**RECORDS TO PROCESS:**
▬▬▬▬▬▬▬▬▬▬

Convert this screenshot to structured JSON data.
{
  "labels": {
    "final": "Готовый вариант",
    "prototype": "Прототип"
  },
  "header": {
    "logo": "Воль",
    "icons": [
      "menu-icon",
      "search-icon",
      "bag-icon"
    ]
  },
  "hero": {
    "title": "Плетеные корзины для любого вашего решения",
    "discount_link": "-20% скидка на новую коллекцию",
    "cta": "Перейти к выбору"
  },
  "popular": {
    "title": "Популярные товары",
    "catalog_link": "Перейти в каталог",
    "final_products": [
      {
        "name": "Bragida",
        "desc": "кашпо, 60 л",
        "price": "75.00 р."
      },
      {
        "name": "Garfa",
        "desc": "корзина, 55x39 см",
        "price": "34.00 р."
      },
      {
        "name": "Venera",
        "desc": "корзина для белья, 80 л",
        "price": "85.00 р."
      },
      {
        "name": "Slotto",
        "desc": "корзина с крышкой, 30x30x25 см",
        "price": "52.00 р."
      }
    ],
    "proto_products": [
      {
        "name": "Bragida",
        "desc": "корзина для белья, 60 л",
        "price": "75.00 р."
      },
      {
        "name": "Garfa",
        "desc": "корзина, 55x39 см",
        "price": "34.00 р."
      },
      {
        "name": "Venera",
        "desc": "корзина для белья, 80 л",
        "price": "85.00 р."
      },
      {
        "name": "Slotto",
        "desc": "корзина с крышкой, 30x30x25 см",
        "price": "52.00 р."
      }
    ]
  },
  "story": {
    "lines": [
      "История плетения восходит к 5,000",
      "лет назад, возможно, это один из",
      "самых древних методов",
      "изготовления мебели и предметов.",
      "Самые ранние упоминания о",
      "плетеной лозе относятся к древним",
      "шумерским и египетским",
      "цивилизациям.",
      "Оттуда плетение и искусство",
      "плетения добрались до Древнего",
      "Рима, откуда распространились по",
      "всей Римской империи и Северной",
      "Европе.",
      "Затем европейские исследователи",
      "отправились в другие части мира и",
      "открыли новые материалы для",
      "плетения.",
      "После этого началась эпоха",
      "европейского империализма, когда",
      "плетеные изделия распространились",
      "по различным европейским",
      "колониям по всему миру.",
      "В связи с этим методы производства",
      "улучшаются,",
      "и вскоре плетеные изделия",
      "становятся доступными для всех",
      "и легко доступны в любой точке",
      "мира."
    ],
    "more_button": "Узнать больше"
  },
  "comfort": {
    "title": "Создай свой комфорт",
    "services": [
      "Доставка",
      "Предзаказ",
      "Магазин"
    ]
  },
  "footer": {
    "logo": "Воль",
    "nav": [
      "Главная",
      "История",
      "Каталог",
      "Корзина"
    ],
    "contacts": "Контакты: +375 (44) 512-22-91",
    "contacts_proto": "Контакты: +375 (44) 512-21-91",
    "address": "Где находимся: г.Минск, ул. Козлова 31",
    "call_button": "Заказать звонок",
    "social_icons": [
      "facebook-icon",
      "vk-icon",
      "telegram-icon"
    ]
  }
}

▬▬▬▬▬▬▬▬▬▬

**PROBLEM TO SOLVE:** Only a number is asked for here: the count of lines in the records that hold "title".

**TASK ANSWER:** 3